    Doctor Who, having more in common with the starship-based Trek series than with DS9, falls into the race trap all the time, one of the foundational structures of the show is the alien incursion narrative - the threat that comes from *the other* and has to be dealt with. And I think there is an awareness in the production team since 2005 of the problematic racial overtones in that structure - as Iain said, the Slitheen are shown to be a family, which is a start, and I'd add that RTD tried to show the cat people as a diverse group too. More recently, Moffat has tried to give us at least one sympathetic Dalek, Sontaran, Silurian and Cyberman (though its debatable whether he succeeded in doing that). But these concessions can't stop the inertia of the show, which is by now a pop-culture juggernaut. The Daleks have always been fascists, that's the way we as a culture like them, and we scream our protests (in all-capslock) when anything is done to mess with that. But maybe they're a special case - I can't imagine anyone kicking up that much of a fuss if the Sontarans suddenly gave up their war-like ways.

    In stark contrast, Star Wars is probably the least racially problematic of the big popular sci-fi franchises - since its inception it's shown a staggering diversity of alien and human characters from a vast multitude of species. There are Ithorian merchants, smugglers, and Jedi.
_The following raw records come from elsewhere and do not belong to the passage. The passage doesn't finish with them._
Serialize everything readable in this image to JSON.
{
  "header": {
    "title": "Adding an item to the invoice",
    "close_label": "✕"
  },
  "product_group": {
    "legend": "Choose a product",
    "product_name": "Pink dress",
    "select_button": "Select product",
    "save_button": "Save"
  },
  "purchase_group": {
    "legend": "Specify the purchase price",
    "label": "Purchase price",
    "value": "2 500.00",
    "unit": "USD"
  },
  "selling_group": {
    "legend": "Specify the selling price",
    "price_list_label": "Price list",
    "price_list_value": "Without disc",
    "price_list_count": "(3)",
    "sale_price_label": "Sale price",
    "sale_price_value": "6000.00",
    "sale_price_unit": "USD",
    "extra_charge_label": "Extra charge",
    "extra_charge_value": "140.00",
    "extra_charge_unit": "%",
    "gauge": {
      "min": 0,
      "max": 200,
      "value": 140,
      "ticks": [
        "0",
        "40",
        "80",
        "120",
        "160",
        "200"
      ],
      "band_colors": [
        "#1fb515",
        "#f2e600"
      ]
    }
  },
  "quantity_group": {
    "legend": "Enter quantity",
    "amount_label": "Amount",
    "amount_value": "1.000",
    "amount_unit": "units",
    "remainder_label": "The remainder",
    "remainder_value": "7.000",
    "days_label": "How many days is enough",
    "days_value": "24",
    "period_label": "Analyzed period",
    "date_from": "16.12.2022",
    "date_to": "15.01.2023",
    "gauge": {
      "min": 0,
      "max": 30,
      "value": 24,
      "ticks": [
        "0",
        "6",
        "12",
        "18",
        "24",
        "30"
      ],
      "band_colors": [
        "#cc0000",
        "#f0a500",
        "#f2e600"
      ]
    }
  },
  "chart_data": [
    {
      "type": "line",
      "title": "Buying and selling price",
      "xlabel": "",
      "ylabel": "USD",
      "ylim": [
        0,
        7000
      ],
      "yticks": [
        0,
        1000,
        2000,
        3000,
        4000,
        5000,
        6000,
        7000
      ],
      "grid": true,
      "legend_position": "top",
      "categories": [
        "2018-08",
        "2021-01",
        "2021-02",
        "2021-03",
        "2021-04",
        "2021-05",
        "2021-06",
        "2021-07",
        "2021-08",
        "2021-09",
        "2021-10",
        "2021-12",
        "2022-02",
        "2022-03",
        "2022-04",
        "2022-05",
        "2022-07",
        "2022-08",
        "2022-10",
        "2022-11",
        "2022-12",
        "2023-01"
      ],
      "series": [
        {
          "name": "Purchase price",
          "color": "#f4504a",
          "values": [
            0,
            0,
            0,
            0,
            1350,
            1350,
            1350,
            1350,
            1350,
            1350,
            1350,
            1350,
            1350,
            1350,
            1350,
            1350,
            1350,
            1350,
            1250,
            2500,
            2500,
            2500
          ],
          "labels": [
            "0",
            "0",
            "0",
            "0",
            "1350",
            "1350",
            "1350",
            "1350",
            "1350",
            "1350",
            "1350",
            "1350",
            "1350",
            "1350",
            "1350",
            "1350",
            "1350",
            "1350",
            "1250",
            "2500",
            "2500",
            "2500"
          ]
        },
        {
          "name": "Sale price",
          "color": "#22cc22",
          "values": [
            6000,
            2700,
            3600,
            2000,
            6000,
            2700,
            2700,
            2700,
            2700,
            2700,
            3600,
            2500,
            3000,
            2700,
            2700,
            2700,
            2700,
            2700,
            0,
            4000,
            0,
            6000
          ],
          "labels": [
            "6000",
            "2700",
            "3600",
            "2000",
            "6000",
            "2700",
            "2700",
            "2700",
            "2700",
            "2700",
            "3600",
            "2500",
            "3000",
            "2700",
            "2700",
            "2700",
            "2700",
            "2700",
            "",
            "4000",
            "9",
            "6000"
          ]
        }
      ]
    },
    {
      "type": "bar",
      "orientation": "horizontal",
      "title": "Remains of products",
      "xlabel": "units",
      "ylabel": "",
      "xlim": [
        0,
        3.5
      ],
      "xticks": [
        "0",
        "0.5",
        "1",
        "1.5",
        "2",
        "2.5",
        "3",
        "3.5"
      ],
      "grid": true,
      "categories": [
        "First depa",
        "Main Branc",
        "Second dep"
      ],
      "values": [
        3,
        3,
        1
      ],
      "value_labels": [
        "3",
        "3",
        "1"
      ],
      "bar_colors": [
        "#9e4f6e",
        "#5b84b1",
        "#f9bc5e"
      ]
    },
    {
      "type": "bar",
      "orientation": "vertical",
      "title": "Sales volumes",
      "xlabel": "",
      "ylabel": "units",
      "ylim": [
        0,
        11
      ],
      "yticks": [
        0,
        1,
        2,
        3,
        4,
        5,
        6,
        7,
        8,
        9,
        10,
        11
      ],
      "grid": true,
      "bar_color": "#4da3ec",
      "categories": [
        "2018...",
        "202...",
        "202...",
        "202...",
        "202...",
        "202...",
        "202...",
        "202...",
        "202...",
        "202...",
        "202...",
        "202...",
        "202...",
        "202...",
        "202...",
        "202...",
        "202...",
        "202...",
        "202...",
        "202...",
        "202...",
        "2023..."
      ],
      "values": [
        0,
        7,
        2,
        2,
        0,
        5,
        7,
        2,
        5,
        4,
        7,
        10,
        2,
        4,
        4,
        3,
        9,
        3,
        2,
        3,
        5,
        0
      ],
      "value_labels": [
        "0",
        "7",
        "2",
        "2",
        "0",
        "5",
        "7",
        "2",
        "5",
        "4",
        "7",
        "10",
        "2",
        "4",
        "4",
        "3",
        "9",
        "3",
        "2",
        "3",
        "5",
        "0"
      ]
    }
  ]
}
There are both heroic and sleazy Twi'leks. Good and bad Zabraks. True, the struggle against the Empire seems to be largely a human affair, but it's worth noting that the Rebel Alliance includes in its ranks a number of alien faces while the Empire is presented as human, and uniform. Star Wars has its own problems, such as the glorification of militaristic conflict and a deeply ingrained sexism, but race doesn't appear to be among them.

    1. Well, at least until you get to the prequels, where racial stereotypes abound (just within TPM you have crafty oriental trade officials, hook-nosed merchants, and pidgin-speaking comic relief characters that willingly place themselves in 'life debts'). Though I'm not sure I could even look at something like the Tusken Raiders in the original film and come away with a positive reading.

  3. "He was a product of the late-19th and early-20th centuries..."

    And earlier, given the books in grandpa's library.